Prompt: For every record, give an exact copy that has no pictures in it.

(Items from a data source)
-.-.-

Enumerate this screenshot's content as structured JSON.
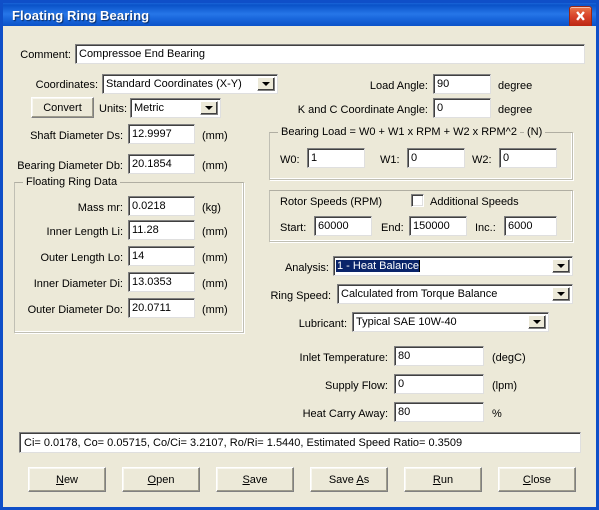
{
  "window": {
    "title": "Floating Ring Bearing",
    "close_icon": "close-icon"
  },
  "comment": {
    "label": "Comment:",
    "value": "Compressoe End Bearing"
  },
  "coordinates": {
    "label": "Coordinates:",
    "value": "Standard Coordinates (X-Y)"
  },
  "convert": {
    "label": "Convert"
  },
  "units": {
    "label": "Units:",
    "value": "Metric"
  },
  "load_angle": {
    "label": "Load Angle:",
    "value": "90",
    "unit": "degree"
  },
  "kc_angle": {
    "label": "K and C Coordinate Angle:",
    "value": "0",
    "unit": "degree"
  },
  "shaft_diameter": {
    "label": "Shaft Diameter Ds:",
    "value": "12.9997",
    "unit": "(mm)"
  },
  "bearing_diameter": {
    "label": "Bearing Diameter Db:",
    "value": "20.1854",
    "unit": "(mm)"
  },
  "floating_ring": {
    "group_title": "Floating Ring Data",
    "fields": [
      {
        "label": "Mass mr:",
        "value": "0.0218",
        "unit": "(kg)"
      },
      {
        "label": "Inner Length Li:",
        "value": "11.28",
        "unit": "(mm)"
      },
      {
        "label": "Outer Length Lo:",
        "value": "14",
        "unit": "(mm)"
      },
      {
        "label": "Inner Diameter Di:",
        "value": "13.0353",
        "unit": "(mm)"
      },
      {
        "label": "Outer Diameter Do:",
        "value": "20.0711",
        "unit": "(mm)"
      }
    ]
  },
  "bearing_load": {
    "group_title": "Bearing Load = W0 + W1 x RPM + W2 x RPM^2",
    "group_unit": "(N)",
    "fields": [
      {
        "label": "W0:",
        "value": "1"
      },
      {
        "label": "W1:",
        "value": "0"
      },
      {
        "label": "W2:",
        "value": "0"
      }
    ]
  },
  "rotor_speeds": {
    "title": "Rotor Speeds (RPM)",
    "additional_speeds_label": "Additional Speeds",
    "additional_speeds_checked": false,
    "fields": [
      {
        "label": "Start:",
        "value": "60000"
      },
      {
        "label": "End:",
        "value": "150000"
      },
      {
        "label": "Inc.:",
        "value": "6000"
      }
    ]
  },
  "analysis": {
    "label": "Analysis:",
    "value": "1 - Heat Balance",
    "focused": true
  },
  "ring_speed": {
    "label": "Ring Speed:",
    "value": "Calculated from Torque Balance"
  },
  "lubricant": {
    "label": "Lubricant:",
    "value": "Typical SAE 10W-40"
  },
  "inlet_temperature": {
    "label": "Inlet Temperature:",
    "value": "80",
    "unit": "(degC)"
  },
  "supply_flow": {
    "label": "Supply Flow:",
    "value": "0",
    "unit": "(lpm)"
  },
  "heat_carry_away": {
    "label": "Heat Carry Away:",
    "value": "80",
    "unit": "%"
  },
  "status": {
    "text": "Ci= 0.0178, Co= 0.05715, Co/Ci= 3.2107, Ro/Ri= 1.5440, Estimated Speed Ratio= 0.3509"
  },
  "buttons": {
    "new": {
      "accel": "N",
      "rest": "ew"
    },
    "open": {
      "accel": "O",
      "rest": "pen"
    },
    "save": {
      "accel": "S",
      "rest": "ave"
    },
    "save_as_pre": "Save ",
    "save_as_accel": "A",
    "save_as_rest": "s",
    "run": {
      "accel": "R",
      "rest": "un"
    },
    "close": {
      "accel": "C",
      "rest": "lose"
    }
  },
  "colors": {
    "dialog_face": "#ece9d8",
    "title_blue": "#0a52c8",
    "selection_blue": "#0a246a",
    "close_red": "#d9452b"
  }
}
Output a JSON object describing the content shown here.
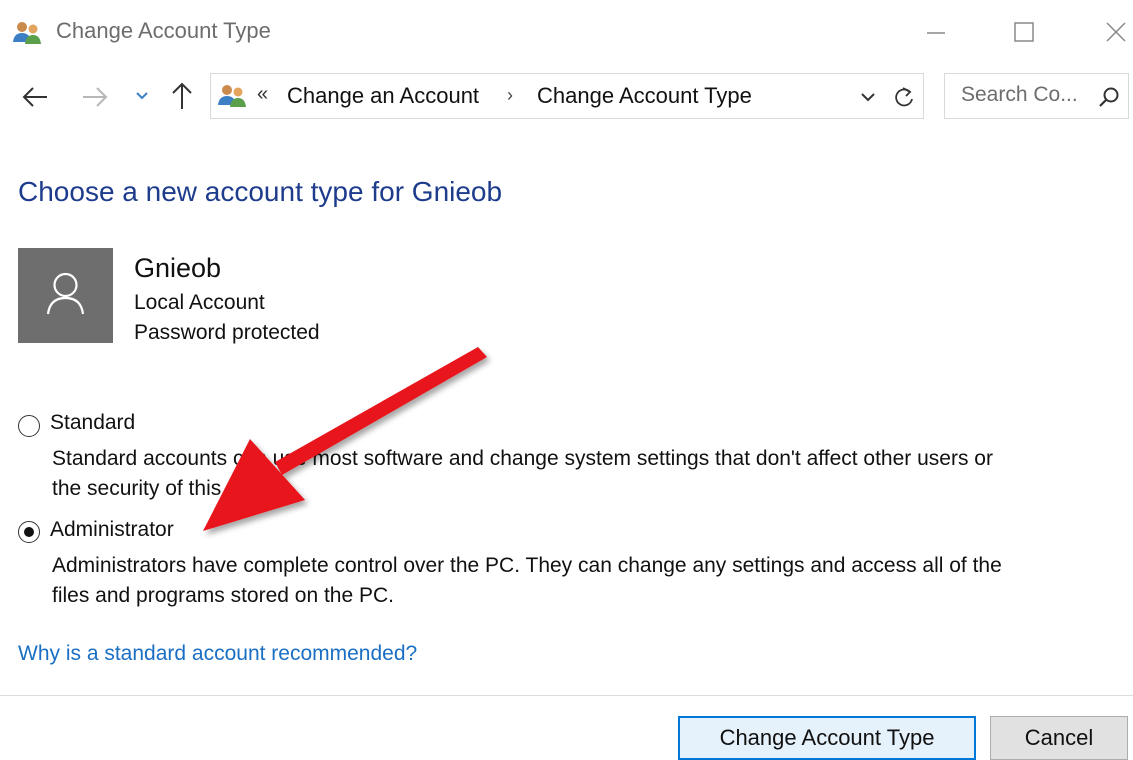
{
  "window": {
    "title": "Change Account Type",
    "controls": {
      "minimize": "minimize",
      "maximize": "maximize",
      "close": "close"
    }
  },
  "nav": {
    "address": {
      "overflow": "«",
      "crumbs": [
        "Change an Account",
        "Change Account Type"
      ],
      "separator": "›"
    },
    "search": {
      "placeholder": "Search Co..."
    }
  },
  "main": {
    "heading": "Choose a new account type for Gnieob",
    "user": {
      "name": "Gnieob",
      "account_type": "Local Account",
      "status": "Password protected"
    },
    "options": [
      {
        "label": "Standard",
        "selected": false,
        "desc_line1": "Standard accounts can use most software and change system settings that don't affect other users or",
        "desc_line2": "the security of this PC."
      },
      {
        "label": "Administrator",
        "selected": true,
        "desc_line1": "Administrators have complete control over the PC. They can change any settings and access all of the",
        "desc_line2": "files and programs stored on the PC."
      }
    ],
    "help_link": "Why is a standard account recommended?"
  },
  "footer": {
    "primary_button": "Change Account Type",
    "cancel_button": "Cancel"
  },
  "colors": {
    "heading": "#1e3c8c",
    "link": "#1a6fc4",
    "avatar_bg": "#6e6e6e",
    "primary_border": "#0078d7",
    "annotation_arrow": "#e8141b"
  },
  "icons": {
    "app": "users-icon",
    "back": "back-arrow-icon",
    "forward": "forward-arrow-icon",
    "recent": "chevron-down-icon",
    "up": "up-arrow-icon",
    "refresh": "refresh-icon",
    "search": "search-icon",
    "avatar": "user-icon"
  }
}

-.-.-

Written solution:
Enumerate this screenshot's content as structured JSON.
{
  "window": {
    "title": "Floating Ring Bearing",
    "close_icon": "close-icon"
  },
  "comment": {
    "label": "Comment:",
    "value": "Compressoe End Bearing"
  },
  "coordinates": {
    "label": "Coordinates:",
    "value": "Standard Coordinates (X-Y)"
  },
  "convert": {
    "label": "Convert"
  },
  "units": {
    "label": "Units:",
    "value": "Metric"
  },
  "load_angle": {
    "label": "Load Angle:",
    "value": "90",
    "unit": "degree"
  },
  "kc_angle": {
    "label": "K and C Coordinate Angle:",
    "value": "0",
    "unit": "degree"
  },
  "shaft_diameter": {
    "label": "Shaft Diameter Ds:",
    "value": "12.9997",
    "unit": "(mm)"
  },
  "bearing_diameter": {
    "label": "Bearing Diameter Db:",
    "value": "20.1854",
    "unit": "(mm)"
  },
  "floating_ring": {
    "group_title": "Floating Ring Data",
    "fields": [
      {
        "label": "Mass mr:",
        "value": "0.0218",
        "unit": "(kg)"
      },
      {
        "label": "Inner Length Li:",
        "value": "11.28",
        "unit": "(mm)"
      },
      {
        "label": "Outer Length Lo:",
        "value": "14",
        "unit": "(mm)"
      },
      {
        "label": "Inner Diameter Di:",
        "value": "13.0353",
        "unit": "(mm)"
      },
      {
        "label": "Outer Diameter Do:",
        "value": "20.0711",
        "unit": "(mm)"
      }
    ]
  },
  "bearing_load": {
    "group_title": "Bearing Load = W0 + W1 x RPM + W2 x RPM^2",
    "group_unit": "(N)",
    "fields": [
      {
        "label": "W0:",
        "value": "1"
      },
      {
        "label": "W1:",
        "value": "0"
      },
      {
        "label": "W2:",
        "value": "0"
      }
    ]
  },
  "rotor_speeds": {
    "title": "Rotor Speeds (RPM)",
    "additional_speeds_label": "Additional Speeds",
    "additional_speeds_checked": false,
    "fields": [
      {
        "label": "Start:",
        "value": "60000"
      },
      {
        "label": "End:",
        "value": "150000"
      },
      {
        "label": "Inc.:",
        "value": "6000"
      }
    ]
  },
  "analysis": {
    "label": "Analysis:",
    "value": "1 - Heat Balance",
    "focused": true
  },
  "ring_speed": {
    "label": "Ring Speed:",
    "value": "Calculated from Torque Balance"
  },
  "lubricant": {
    "label": "Lubricant:",
    "value": "Typical SAE 10W-40"
  },
  "inlet_temperature": {
    "label": "Inlet Temperature:",
    "value": "80",
    "unit": "(degC)"
  },
  "supply_flow": {
    "label": "Supply Flow:",
    "value": "0",
    "unit": "(lpm)"
  },
  "heat_carry_away": {
    "label": "Heat Carry Away:",
    "value": "80",
    "unit": "%"
  },
  "status": {
    "text": "Ci= 0.0178, Co= 0.05715, Co/Ci= 3.2107, Ro/Ri= 1.5440, Estimated Speed Ratio= 0.3509"
  },
  "buttons": {
    "new": {
      "accel": "N",
      "rest": "ew"
    },
    "open": {
      "accel": "O",
      "rest": "pen"
    },
    "save": {
      "accel": "S",
      "rest": "ave"
    },
    "save_as_pre": "Save ",
    "save_as_accel": "A",
    "save_as_rest": "s",
    "run": {
      "accel": "R",
      "rest": "un"
    },
    "close": {
      "accel": "C",
      "rest": "lose"
    }
  },
  "colors": {
    "dialog_face": "#ece9d8",
    "title_blue": "#0a52c8",
    "selection_blue": "#0a246a",
    "close_red": "#d9452b"
  }
}
Output a JSON object describing the content shown here.
{
  "window": {
    "title": "Change Account Type",
    "controls": {
      "minimize": "minimize",
      "maximize": "maximize",
      "close": "close"
    }
  },
  "nav": {
    "address": {
      "overflow": "«",
      "crumbs": [
        "Change an Account",
        "Change Account Type"
      ],
      "separator": "›"
    },
    "search": {
      "placeholder": "Search Co..."
    }
  },
  "main": {
    "heading": "Choose a new account type for Gnieob",
    "user": {
      "name": "Gnieob",
      "account_type": "Local Account",
      "status": "Password protected"
    },
    "options": [
      {
        "label": "Standard",
        "selected": false,
        "desc_line1": "Standard accounts can use most software and change system settings that don't affect other users or",
        "desc_line2": "the security of this PC."
      },
      {
        "label": "Administrator",
        "selected": true,
        "desc_line1": "Administrators have complete control over the PC. They can change any settings and access all of the",
        "desc_line2": "files and programs stored on the PC."
      }
    ],
    "help_link": "Why is a standard account recommended?"
  },
  "footer": {
    "primary_button": "Change Account Type",
    "cancel_button": "Cancel"
  },
  "colors": {
    "heading": "#1e3c8c",
    "link": "#1a6fc4",
    "avatar_bg": "#6e6e6e",
    "primary_border": "#0078d7",
    "annotation_arrow": "#e8141b"
  },
  "icons": {
    "app": "users-icon",
    "back": "back-arrow-icon",
    "forward": "forward-arrow-icon",
    "recent": "chevron-down-icon",
    "up": "up-arrow-icon",
    "refresh": "refresh-icon",
    "search": "search-icon",
    "avatar": "user-icon"
  }
}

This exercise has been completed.